It’s time I came out of the closet. I have been suffering with this secret for years. While society is more accepting of people who dare to follow their hearts and be different, there is still stigma attached to this secret I have been harboring. Once I reveal it, I know my parents will love me the same. My sister and brother, too. Even my friends. But there are narrow-minded, prejudiced and discriminatory people who will shun me. But still, I must be true to who I am. Therefore, I am officially coming out of the closet as a self-published author.
Did you think I was coming out of the closet as a lesbian? I already did that twenty years ago. It was and remains very natural for me to present myself to the world as a gay woman.
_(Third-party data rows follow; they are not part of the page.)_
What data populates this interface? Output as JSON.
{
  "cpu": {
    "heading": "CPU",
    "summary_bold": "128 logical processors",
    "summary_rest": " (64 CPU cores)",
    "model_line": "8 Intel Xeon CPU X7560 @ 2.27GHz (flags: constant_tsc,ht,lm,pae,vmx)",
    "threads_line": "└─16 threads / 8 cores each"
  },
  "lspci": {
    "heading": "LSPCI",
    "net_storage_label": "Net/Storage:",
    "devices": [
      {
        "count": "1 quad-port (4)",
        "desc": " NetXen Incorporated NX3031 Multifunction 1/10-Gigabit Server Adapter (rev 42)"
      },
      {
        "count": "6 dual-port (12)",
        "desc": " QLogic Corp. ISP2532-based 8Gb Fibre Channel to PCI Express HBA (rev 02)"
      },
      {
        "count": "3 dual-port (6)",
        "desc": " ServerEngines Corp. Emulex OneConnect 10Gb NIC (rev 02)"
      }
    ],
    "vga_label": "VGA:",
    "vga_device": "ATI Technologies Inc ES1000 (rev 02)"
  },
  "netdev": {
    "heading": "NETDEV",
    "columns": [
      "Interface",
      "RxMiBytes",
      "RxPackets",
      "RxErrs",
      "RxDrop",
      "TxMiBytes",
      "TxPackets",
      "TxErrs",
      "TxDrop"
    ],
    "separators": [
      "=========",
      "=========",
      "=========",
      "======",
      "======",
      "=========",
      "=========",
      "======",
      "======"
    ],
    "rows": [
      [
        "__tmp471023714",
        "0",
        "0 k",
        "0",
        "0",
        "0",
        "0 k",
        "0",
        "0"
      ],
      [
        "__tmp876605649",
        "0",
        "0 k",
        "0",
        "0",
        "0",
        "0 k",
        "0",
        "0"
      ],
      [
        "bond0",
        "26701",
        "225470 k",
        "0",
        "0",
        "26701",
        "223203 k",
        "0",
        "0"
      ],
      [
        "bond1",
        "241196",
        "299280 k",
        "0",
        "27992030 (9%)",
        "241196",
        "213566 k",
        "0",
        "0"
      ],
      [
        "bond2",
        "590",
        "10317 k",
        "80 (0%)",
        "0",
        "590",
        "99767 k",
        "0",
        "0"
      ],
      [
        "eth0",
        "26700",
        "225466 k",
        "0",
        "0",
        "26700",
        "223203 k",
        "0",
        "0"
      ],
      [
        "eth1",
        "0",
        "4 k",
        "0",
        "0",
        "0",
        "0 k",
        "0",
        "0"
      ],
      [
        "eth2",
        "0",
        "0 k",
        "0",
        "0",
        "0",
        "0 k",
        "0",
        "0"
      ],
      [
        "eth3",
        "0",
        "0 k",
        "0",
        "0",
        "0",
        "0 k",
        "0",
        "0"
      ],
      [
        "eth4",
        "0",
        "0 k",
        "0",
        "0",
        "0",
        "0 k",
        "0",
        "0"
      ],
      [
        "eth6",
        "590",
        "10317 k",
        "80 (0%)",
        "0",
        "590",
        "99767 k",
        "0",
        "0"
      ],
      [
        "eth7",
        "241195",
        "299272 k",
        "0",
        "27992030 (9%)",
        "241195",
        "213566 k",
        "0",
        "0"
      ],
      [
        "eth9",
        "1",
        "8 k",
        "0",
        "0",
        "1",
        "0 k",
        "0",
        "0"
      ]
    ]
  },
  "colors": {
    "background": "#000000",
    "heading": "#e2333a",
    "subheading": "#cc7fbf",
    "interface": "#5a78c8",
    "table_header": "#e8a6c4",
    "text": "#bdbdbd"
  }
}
But coming out as a self-published author has been more difficult.
Why is that so when the following are true:
Self-published writers can marry, foster children and adopt children in every state.
The children of self-published authors do not get bullied in school.
The spouses of self-published authors can collect their social security benefits.
Writers who are self-published are allowed to be by their writing partner’s bedside if she should become sick.
Hate crimes are not committed against self-published authors.
Why did I hesitate to come out of the closet as a self-published author? Why did I allow myself to feel inferior since I am not traditionally published?
The answer: I was afraid and embarrassed not to fit into the expectations of society.
But what I know now - what I have always known - is that we are all the same. Living, breathing, loving and creative people who want to be happy.
I also know that self-published authors are just like those who are traditionally published:
We have our books edited.
Our books are properly formatted.
The covers of our books are expertly designed.
Our books are available as eBooks and paperbacks and for distribution on-line and in brick-and-mortar stores.
Our books are marketed and publicized.
Sometimes our books sell and sometimes they don’t.
We do book signings, speak at events, appear at book groups and write blog posts.
We have fans.
Where we differ from those traditionally published is that we do not have to send query after query hoping an agent finds us worthy, we don’t have to wait for that agent to sell our books, we do not have to hang on another two years after that for our books to be available to readers, we have full editing control, and we do not need the approval of a publishing community that looks to copy the latest successful novel. In other words, I do not have to write a Fifty Shades of Grey knock-off to get published.
Looking back, I don’t know why I feared coming out of the closet as a self-published author except now that I am out, I am never going back in.
To all of you self-published authors who are hiding in the literary closet, I encourage you to step out. You are collecting more royalty payments with each book you sell. You keep all of the rights to your books and your cover art. Editors and publishers who work for traditional houses are culling the Internet looking for self-published authors. Hollywood is watching us too.
Shout that you are self-published and be proud. Wave a flag. March in a parade. After all, we – the self-published writers of the world – are here to stay.
To read my story of going from traditionally published to self-published, click here and read my blog post: Alchemy.